Those round cheeks in babies and toddlers are very cute, but with the childhood obesity epidemic on the rise, paying attention to those few extra kilograms is more important than ever, advises registered dietician Lindsay Archibald-Durham
What's The Buzz On Baby Groups?
A regular gathering for the littlies can have great benefits for your baby – and for you. Kerryn Massyn finds out why and what kinds of classes are out there
Self-Care For Mama
Taking regular bits of time off for ourselves should be one of our top new year’s resolutions for 2020. Here are some super ideas to take care of ourselves…
There have been many shifts in the traditions of what it means to be a godparent. Make sure you and the chosen godparents see eye to eye on the role, writes Genevieve Swart
Mommy Wine Time?
The wine-mom culture has become a symbol for the modern mother’s idea of selfcare. However, it has since been reduced to puns about pinot noir and knowing when to pump-and-dump, making it more destructive than one can think, writes Samantha Herbst
Get A Head Start On School
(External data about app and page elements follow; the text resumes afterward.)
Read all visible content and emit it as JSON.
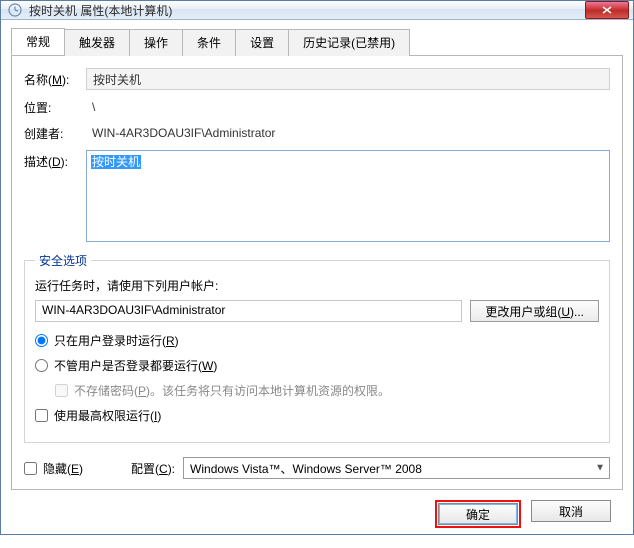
{
  "titlebar": {
    "title": "按时关机 属性(本地计算机)"
  },
  "tabs": {
    "general": "常规",
    "triggers": "触发器",
    "actions": "操作",
    "conditions": "条件",
    "settings": "设置",
    "history": "历史记录(已禁用)"
  },
  "general": {
    "name_label_pre": "名称(",
    "name_label_u": "M",
    "name_label_post": "):",
    "name_value": "按时关机",
    "location_label": "位置:",
    "location_value": "\\",
    "creator_label": "创建者:",
    "creator_value": "WIN-4AR3DOAU3IF\\Administrator",
    "desc_label_pre": "描述(",
    "desc_label_u": "D",
    "desc_label_post": "):",
    "desc_value": "按时关机"
  },
  "security": {
    "legend": "安全选项",
    "run_as_line": "运行任务时，请使用下列用户帐户:",
    "account": "WIN-4AR3DOAU3IF\\Administrator",
    "change_user_pre": "更改用户或组(",
    "change_user_u": "U",
    "change_user_post": ")...",
    "radio1_pre": "只在用户登录时运行(",
    "radio1_u": "R",
    "radio1_post": ")",
    "radio2_pre": "不管用户是否登录都要运行(",
    "radio2_u": "W",
    "radio2_post": ")",
    "nostore_pre": "不存储密码(",
    "nostore_u": "P",
    "nostore_post": ")。该任务将只有访问本地计算机资源的权限。",
    "highest_pre": "使用最高权限运行(",
    "highest_u": "I",
    "highest_post": ")"
  },
  "bottom": {
    "hidden_pre": "隐藏(",
    "hidden_u": "E",
    "hidden_post": ")",
    "config_pre": "配置(",
    "config_u": "C",
    "config_post": "):",
    "config_value": "Windows Vista™、Windows Server™ 2008"
  },
  "footer": {
    "ok": "确定",
    "cancel": "取消"
  }
}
A new school year is exciting, but it can also be daunting to get back into the swing of things. Here’s how to tweak your routine, so you’re both ready and prepped, writes Lori Cohen
Generation Next - Tech-Savvy Geniuses Or Illiterate Dumb-Dumbs?
Our children are being born at the peak of an unprecedented technological revolution. Samantha Herbst explores how growing up in a digital world may help or hinder our children’s future
Don't Be Rash
While nappy rash is a common complaint, it’s important to know exactly what you’re dealing with in order to know how to treat it, writes Tori Hoffmann
Y&R: NIKKI REUNITES WITH DEACON
"It doesn't take long for Nikki to see that Deacon has not changed."
Musicians Nikki Sixx and Tommy Lee join forces for The Retaliators
Eight stars open up about their real-life weddings.
Y&R: NIKKI AND DIANE CLASH
Nikki is incensed when she enters Crimson Lights and spots Diane, who is supposed to be long gone from Genoa City.
Books to Look Forward to for a New Year
Along with the promise of a brand-new year come new reading challenges to start and winter weekends that are perfect for cozying up with a good book.
Y&R: CHELSEA COMES HOME
Where There’s Smoke: Chelsea (Melissa Claire Egan) and Adam (Grossman) attempt to clear the air.
Y&R: NIKKI URGES VICTORIA NOT TO MARRY ASHLAND
At the Newman palazzo in Tuscany, Victoria and Ashland are at odds after his big confession about what he’s really been hiding all these decades. However, their conversation is interrupted when Victor and Nikki arrive after attending Kyle and Summer’s wedding in Milan.
NIKKI SIXX'S MOTLEY LIFE
Rocker bares his tortured teens
Roe v. Wade on the Line
The Supreme Court opens the door to a reversal on abortion, stoking the culture wars
Q&A Nikki DeLoach
Her Hallmark movies end happily ever after. How this actress finds hope in the real-life story of her father’s dementia